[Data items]
== Segment start ==

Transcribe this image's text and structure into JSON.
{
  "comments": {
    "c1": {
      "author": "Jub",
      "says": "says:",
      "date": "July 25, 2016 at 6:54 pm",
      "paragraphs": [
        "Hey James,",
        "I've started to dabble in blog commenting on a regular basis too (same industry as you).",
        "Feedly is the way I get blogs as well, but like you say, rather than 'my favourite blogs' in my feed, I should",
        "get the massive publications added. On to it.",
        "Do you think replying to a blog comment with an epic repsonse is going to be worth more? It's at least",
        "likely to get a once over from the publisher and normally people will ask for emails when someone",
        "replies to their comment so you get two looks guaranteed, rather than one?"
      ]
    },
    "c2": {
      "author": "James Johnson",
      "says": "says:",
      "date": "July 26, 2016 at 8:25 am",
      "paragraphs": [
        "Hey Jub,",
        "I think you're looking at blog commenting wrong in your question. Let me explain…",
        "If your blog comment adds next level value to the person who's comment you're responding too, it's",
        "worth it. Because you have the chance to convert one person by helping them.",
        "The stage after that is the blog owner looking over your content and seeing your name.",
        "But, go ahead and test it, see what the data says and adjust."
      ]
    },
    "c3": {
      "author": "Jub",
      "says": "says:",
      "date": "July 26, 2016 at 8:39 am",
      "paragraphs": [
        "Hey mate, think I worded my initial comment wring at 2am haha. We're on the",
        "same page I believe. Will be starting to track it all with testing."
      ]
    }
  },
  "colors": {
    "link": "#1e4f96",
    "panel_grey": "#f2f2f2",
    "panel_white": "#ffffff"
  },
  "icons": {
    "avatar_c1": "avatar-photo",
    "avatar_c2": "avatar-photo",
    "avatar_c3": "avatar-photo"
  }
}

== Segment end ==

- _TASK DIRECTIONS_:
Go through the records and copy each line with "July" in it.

- _RESPONSE TO THIS EXERCISE_:
      "date": "July 25, 2016 at 6:54 pm",
      "date": "July 26, 2016 at 8:25 am",
      "date": "July 26, 2016 at 8:39 am",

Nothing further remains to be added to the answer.